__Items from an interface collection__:
········

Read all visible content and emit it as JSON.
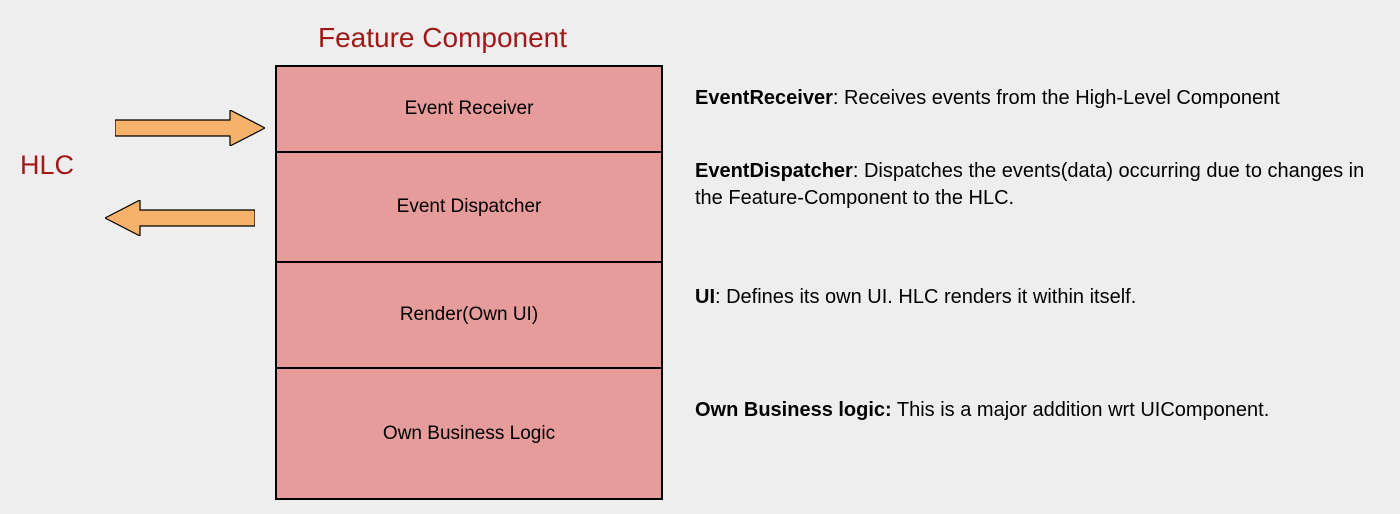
{
  "hlc_label": "HLC",
  "title": "Feature Component",
  "boxes": [
    {
      "label": "Event Receiver"
    },
    {
      "label": "Event Dispatcher"
    },
    {
      "label": "Render(Own UI)"
    },
    {
      "label": "Own Business Logic"
    }
  ],
  "descriptions": [
    {
      "bold": "EventReceiver",
      "text": ": Receives events from the High-Level Component"
    },
    {
      "bold": "EventDispatcher",
      "text": ": Dispatches the events(data) occurring due to changes in the Feature-Component to the HLC."
    },
    {
      "bold": "UI",
      "text": ": Defines its own UI. HLC renders it within itself."
    },
    {
      "bold": "Own Business logic:",
      "text": "  This is a major addition wrt UIComponent."
    }
  ],
  "colors": {
    "accent": "#a01818",
    "box_fill": "#e79c9c",
    "arrow_fill": "#f6b26b",
    "arrow_stroke": "#000000"
  }
}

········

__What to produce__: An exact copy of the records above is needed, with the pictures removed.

__Answer to this task__:
Read all visible content and emit it as JSON.
{
  "hlc_label": "HLC",
  "title": "Feature Component",
  "boxes": [
    {
      "label": "Event Receiver"
    },
    {
      "label": "Event Dispatcher"
    },
    {
      "label": "Render(Own UI)"
    },
    {
      "label": "Own Business Logic"
    }
  ],
  "descriptions": [
    {
      "bold": "EventReceiver",
      "text": ": Receives events from the High-Level Component"
    },
    {
      "bold": "EventDispatcher",
      "text": ": Dispatches the events(data) occurring due to changes in the Feature-Component to the HLC."
    },
    {
      "bold": "UI",
      "text": ": Defines its own UI. HLC renders it within itself."
    },
    {
      "bold": "Own Business logic:",
      "text": "  This is a major addition wrt UIComponent."
    }
  ],
  "colors": {
    "accent": "#a01818",
    "box_fill": "#e79c9c",
    "arrow_fill": "#f6b26b",
    "arrow_stroke": "#000000"
  }
}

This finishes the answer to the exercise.